What you give back must match the records below word for word.

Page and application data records
*** Block opens ***
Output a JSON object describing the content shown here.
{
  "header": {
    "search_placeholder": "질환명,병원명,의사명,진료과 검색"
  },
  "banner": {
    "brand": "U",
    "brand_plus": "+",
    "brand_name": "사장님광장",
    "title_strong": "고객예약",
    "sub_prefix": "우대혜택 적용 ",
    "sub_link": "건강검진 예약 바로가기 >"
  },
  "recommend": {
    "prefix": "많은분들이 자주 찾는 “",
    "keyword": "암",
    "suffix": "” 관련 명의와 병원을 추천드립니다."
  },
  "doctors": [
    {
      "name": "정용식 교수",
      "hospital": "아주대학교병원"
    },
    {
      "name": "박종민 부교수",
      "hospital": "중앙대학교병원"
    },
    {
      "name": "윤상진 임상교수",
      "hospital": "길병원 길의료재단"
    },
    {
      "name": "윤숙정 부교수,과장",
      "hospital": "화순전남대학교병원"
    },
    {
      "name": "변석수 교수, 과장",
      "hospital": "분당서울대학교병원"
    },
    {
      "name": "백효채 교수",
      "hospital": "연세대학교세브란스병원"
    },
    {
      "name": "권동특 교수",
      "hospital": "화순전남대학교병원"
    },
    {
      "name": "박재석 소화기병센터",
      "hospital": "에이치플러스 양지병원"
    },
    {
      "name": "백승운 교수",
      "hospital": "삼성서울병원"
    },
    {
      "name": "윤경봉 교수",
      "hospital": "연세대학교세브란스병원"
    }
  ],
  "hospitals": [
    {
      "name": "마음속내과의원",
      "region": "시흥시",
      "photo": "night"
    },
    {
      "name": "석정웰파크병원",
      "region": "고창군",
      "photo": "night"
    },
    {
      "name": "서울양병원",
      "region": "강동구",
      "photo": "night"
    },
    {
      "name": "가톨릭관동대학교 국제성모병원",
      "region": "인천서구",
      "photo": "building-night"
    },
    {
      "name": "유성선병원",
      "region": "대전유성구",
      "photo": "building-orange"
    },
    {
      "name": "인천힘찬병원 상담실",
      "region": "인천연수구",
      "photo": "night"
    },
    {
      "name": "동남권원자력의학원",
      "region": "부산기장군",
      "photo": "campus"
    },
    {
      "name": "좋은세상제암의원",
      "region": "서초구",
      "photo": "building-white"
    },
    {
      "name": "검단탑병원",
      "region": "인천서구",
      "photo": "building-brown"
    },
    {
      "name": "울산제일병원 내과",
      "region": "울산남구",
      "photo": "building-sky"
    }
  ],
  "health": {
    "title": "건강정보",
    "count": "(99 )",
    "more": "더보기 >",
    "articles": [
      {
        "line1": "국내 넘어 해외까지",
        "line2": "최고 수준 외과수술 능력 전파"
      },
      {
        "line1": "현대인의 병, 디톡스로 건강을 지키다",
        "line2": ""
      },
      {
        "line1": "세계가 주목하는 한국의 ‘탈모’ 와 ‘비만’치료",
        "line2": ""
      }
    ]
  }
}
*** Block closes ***
- [Solution]
Output a JSON object describing the content shown here.
{
  "header": {
    "search_placeholder": "질환명,병원명,의사명,진료과 검색"
  },
  "banner": {
    "brand": "U",
    "brand_plus": "+",
    "brand_name": "사장님광장",
    "title_strong": "고객예약",
    "sub_prefix": "우대혜택 적용 ",
    "sub_link": "건강검진 예약 바로가기 >"
  },
  "recommend": {
    "prefix": "많은분들이 자주 찾는 “",
    "keyword": "암",
    "suffix": "” 관련 명의와 병원을 추천드립니다."
  },
  "doctors": [
    {
      "name": "정용식 교수",
      "hospital": "아주대학교병원"
    },
    {
      "name": "박종민 부교수",
      "hospital": "중앙대학교병원"
    },
    {
      "name": "윤상진 임상교수",
      "hospital": "길병원 길의료재단"
    },
    {
      "name": "윤숙정 부교수,과장",
      "hospital": "화순전남대학교병원"
    },
    {
      "name": "변석수 교수, 과장",
      "hospital": "분당서울대학교병원"
    },
    {
      "name": "백효채 교수",
      "hospital": "연세대학교세브란스병원"
    },
    {
      "name": "권동특 교수",
      "hospital": "화순전남대학교병원"
    },
    {
      "name": "박재석 소화기병센터",
      "hospital": "에이치플러스 양지병원"
    },
    {
      "name": "백승운 교수",
      "hospital": "삼성서울병원"
    },
    {
      "name": "윤경봉 교수",
      "hospital": "연세대학교세브란스병원"
    }
  ],
  "hospitals": [
    {
      "name": "마음속내과의원",
      "region": "시흥시",
      "photo": "night"
    },
    {
      "name": "석정웰파크병원",
      "region": "고창군",
      "photo": "night"
    },
    {
      "name": "서울양병원",
      "region": "강동구",
      "photo": "night"
    },
    {
      "name": "가톨릭관동대학교 국제성모병원",
      "region": "인천서구",
      "photo": "building-night"
    },
    {
      "name": "유성선병원",
      "region": "대전유성구",
      "photo": "building-orange"
    },
    {
      "name": "인천힘찬병원 상담실",
      "region": "인천연수구",
      "photo": "night"
    },
    {
      "name": "동남권원자력의학원",
      "region": "부산기장군",
      "photo": "campus"
    },
    {
      "name": "좋은세상제암의원",
      "region": "서초구",
      "photo": "building-white"
    },
    {
      "name": "검단탑병원",
      "region": "인천서구",
      "photo": "building-brown"
    },
    {
      "name": "울산제일병원 내과",
      "region": "울산남구",
      "photo": "building-sky"
    }
  ],
  "health": {
    "title": "건강정보",
    "count": "(99 )",
    "more": "더보기 >",
    "articles": [
      {
        "line1": "국내 넘어 해외까지",
        "line2": "최고 수준 외과수술 능력 전파"
      },
      {
        "line1": "현대인의 병, 디톡스로 건강을 지키다",
        "line2": ""
      },
      {
        "line1": "세계가 주목하는 한국의 ‘탈모’ 와 ‘비만’치료",
        "line2": ""
      }
    ]
  }
}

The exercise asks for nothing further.